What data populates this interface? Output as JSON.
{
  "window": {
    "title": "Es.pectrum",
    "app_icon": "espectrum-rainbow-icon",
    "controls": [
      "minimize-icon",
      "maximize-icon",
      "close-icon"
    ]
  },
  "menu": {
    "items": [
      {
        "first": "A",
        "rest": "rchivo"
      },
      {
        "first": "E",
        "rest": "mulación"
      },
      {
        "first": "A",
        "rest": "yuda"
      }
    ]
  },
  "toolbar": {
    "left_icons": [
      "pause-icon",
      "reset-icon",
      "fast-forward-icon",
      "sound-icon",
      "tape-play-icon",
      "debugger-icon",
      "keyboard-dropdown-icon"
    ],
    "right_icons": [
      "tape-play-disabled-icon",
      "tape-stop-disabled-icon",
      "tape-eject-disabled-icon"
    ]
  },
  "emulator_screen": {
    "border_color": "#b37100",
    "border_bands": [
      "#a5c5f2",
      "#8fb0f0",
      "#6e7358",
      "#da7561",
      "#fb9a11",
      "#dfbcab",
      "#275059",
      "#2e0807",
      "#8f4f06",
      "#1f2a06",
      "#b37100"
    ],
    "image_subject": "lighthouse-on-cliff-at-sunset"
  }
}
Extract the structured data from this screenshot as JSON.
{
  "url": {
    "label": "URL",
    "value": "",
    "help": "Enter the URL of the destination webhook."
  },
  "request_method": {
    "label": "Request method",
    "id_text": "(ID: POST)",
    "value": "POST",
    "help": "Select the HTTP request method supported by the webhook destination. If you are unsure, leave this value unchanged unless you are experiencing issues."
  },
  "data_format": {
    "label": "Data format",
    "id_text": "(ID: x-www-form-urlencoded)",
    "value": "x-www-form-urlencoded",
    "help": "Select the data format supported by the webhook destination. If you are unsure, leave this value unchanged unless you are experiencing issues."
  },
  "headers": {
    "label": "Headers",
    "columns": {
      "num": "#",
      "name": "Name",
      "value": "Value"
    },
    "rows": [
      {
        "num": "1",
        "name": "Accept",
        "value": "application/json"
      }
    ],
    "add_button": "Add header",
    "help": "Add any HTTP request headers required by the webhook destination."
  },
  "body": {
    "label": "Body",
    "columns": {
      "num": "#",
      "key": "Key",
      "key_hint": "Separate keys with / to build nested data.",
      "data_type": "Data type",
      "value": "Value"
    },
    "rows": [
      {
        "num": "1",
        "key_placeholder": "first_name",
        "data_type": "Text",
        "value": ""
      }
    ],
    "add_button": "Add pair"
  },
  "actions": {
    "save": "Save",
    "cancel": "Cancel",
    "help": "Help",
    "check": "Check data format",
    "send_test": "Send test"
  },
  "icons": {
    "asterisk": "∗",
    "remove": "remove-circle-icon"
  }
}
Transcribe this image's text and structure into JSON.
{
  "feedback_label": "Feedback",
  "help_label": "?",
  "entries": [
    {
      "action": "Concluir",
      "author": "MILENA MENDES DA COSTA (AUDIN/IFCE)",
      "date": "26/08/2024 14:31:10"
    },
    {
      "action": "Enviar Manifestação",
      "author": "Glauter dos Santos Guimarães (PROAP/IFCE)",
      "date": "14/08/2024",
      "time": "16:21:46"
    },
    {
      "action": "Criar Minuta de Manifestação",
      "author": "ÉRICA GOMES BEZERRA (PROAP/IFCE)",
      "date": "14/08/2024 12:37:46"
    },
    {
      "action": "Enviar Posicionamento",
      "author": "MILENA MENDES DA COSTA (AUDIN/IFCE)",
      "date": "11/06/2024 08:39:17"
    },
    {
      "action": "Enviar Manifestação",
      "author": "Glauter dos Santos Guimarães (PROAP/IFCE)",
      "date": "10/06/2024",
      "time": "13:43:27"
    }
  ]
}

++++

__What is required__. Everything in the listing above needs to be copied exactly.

__Final answer__.
What data populates this interface? Output as JSON.
{
  "window": {
    "title": "Es.pectrum",
    "app_icon": "espectrum-rainbow-icon",
    "controls": [
      "minimize-icon",
      "maximize-icon",
      "close-icon"
    ]
  },
  "menu": {
    "items": [
      {
        "first": "A",
        "rest": "rchivo"
      },
      {
        "first": "E",
        "rest": "mulación"
      },
      {
        "first": "A",
        "rest": "yuda"
      }
    ]
  },
  "toolbar": {
    "left_icons": [
      "pause-icon",
      "reset-icon",
      "fast-forward-icon",
      "sound-icon",
      "tape-play-icon",
      "debugger-icon",
      "keyboard-dropdown-icon"
    ],
    "right_icons": [
      "tape-play-disabled-icon",
      "tape-stop-disabled-icon",
      "tape-eject-disabled-icon"
    ]
  },
  "emulator_screen": {
    "border_color": "#b37100",
    "border_bands": [
      "#a5c5f2",
      "#8fb0f0",
      "#6e7358",
      "#da7561",
      "#fb9a11",
      "#dfbcab",
      "#275059",
      "#2e0807",
      "#8f4f06",
      "#1f2a06",
      "#b37100"
    ],
    "image_subject": "lighthouse-on-cliff-at-sunset"
  }
}
Extract the structured data from this screenshot as JSON.
{
  "url": {
    "label": "URL",
    "value": "",
    "help": "Enter the URL of the destination webhook."
  },
  "request_method": {
    "label": "Request method",
    "id_text": "(ID: POST)",
    "value": "POST",
    "help": "Select the HTTP request method supported by the webhook destination. If you are unsure, leave this value unchanged unless you are experiencing issues."
  },
  "data_format": {
    "label": "Data format",
    "id_text": "(ID: x-www-form-urlencoded)",
    "value": "x-www-form-urlencoded",
    "help": "Select the data format supported by the webhook destination. If you are unsure, leave this value unchanged unless you are experiencing issues."
  },
  "headers": {
    "label": "Headers",
    "columns": {
      "num": "#",
      "name": "Name",
      "value": "Value"
    },
    "rows": [
      {
        "num": "1",
        "name": "Accept",
        "value": "application/json"
      }
    ],
    "add_button": "Add header",
    "help": "Add any HTTP request headers required by the webhook destination."
  },
  "body": {
    "label": "Body",
    "columns": {
      "num": "#",
      "key": "Key",
      "key_hint": "Separate keys with / to build nested data.",
      "data_type": "Data type",
      "value": "Value"
    },
    "rows": [
      {
        "num": "1",
        "key_placeholder": "first_name",
        "data_type": "Text",
        "value": ""
      }
    ],
    "add_button": "Add pair"
  },
  "actions": {
    "save": "Save",
    "cancel": "Cancel",
    "help": "Help",
    "check": "Check data format",
    "send_test": "Send test"
  },
  "icons": {
    "asterisk": "∗",
    "remove": "remove-circle-icon"
  }
}
Transcribe this image's text and structure into JSON.
{
  "feedback_label": "Feedback",
  "help_label": "?",
  "entries": [
    {
      "action": "Concluir",
      "author": "MILENA MENDES DA COSTA (AUDIN/IFCE)",
      "date": "26/08/2024 14:31:10"
    },
    {
      "action": "Enviar Manifestação",
      "author": "Glauter dos Santos Guimarães (PROAP/IFCE)",
      "date": "14/08/2024",
      "time": "16:21:46"
    },
    {
      "action": "Criar Minuta de Manifestação",
      "author": "ÉRICA GOMES BEZERRA (PROAP/IFCE)",
      "date": "14/08/2024 12:37:46"
    },
    {
      "action": "Enviar Posicionamento",
      "author": "MILENA MENDES DA COSTA (AUDIN/IFCE)",
      "date": "11/06/2024 08:39:17"
    },
    {
      "action": "Enviar Manifestação",
      "author": "Glauter dos Santos Guimarães (PROAP/IFCE)",
      "date": "10/06/2024",
      "time": "13:43:27"
    }
  ]
}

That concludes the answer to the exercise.